That might change thanks to a new design by Massachusetts Institute of Technology researchers, whose relatively simple and inexpensive solution is to selectively heat nylon fibers.
While in the early stages of his Ph.D., doctoral candidate Seyed Mirvakili and his colleagues first discovered that, when twisted into a coil, nylon filaments can be used as artificial linear muscles. Although these twisted filaments could extend and retract further than natural muscles, the nylon couldn’t bend and recover like fingers do, so Mirvakili looked for a solution and found it while working under MIT’s Ian Hunter.
Nylon behaves strangely when heated — it shrinks in length but grows in width. Mirvakili and Hunter realized heating just one side of the filament causes that side to contract faster than the other, causing the entire strand to bend.
The stages of the nylon filament’s fabrication, from left to right: Standard, rounded fishing line. Compressed fishing line. Mask added to the middle of the filament. Filament coated in conductive ink. Mask removed so the conductive ink is only on the sides
Felice Frankel and Seyed Mohammad Mirvakili
But getting the nylon to behave in intended ways required the researchers to redesign fishing line, pressing its rounded shape into a rectangle. Luckily, the fishing line was easy to acquire. “Nylon is cheap and abundant,” Mirvakili told Digital Trends.
After forming the nylon into its desired shape, the researchers tested various heat sources and angles, prompting the filament into sophisticated motions like figure eights. As any angler knows, nylon is tough. Mirvakili and Hunter showed their filament could perform sufficiently through at least 100,000 bending cycles .
Nylon-based artificial muscles may have application for things like robotics, biomedical devices, toys, and form-fitting clothing. “In general, anywhere that muscle-like motion such as bending is needed, nylon artificial muscle can be useful,” Mirvakili said.

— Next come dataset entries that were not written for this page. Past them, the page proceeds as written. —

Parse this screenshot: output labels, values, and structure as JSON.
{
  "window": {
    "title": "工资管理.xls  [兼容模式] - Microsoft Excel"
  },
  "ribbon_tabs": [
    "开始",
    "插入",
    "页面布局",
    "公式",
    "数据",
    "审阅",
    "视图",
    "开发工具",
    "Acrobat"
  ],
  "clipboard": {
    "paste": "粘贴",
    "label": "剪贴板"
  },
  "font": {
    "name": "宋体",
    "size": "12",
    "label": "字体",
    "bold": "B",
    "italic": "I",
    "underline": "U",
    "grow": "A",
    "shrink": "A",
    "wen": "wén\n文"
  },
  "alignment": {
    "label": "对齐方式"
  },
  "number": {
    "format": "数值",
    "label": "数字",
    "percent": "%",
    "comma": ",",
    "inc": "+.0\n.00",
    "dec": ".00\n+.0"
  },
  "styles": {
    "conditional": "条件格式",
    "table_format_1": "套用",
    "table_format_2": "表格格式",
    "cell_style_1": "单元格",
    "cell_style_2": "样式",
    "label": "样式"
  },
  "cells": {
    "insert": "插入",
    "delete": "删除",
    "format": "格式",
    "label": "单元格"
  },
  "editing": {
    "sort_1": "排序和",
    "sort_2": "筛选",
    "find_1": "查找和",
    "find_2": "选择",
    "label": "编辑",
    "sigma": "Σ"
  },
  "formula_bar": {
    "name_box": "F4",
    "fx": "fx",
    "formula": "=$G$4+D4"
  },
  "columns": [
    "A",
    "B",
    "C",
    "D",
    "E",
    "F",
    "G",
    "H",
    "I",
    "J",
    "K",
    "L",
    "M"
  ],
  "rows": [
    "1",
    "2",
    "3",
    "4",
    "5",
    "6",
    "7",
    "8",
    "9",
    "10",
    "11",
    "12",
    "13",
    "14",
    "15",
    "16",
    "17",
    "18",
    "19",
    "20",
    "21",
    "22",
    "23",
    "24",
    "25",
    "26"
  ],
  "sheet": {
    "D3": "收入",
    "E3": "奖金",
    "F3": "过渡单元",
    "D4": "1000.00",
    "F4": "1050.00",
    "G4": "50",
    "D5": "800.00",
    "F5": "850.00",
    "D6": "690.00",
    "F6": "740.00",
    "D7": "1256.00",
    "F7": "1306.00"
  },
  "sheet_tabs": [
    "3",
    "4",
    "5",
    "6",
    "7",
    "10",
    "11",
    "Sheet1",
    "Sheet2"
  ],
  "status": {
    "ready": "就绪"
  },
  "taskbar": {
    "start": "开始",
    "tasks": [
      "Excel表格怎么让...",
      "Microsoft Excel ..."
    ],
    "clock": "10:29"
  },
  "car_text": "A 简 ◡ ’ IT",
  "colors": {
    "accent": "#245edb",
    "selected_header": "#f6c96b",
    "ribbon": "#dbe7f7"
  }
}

A paper detailing their design was published recently in the journal Advanced Materials.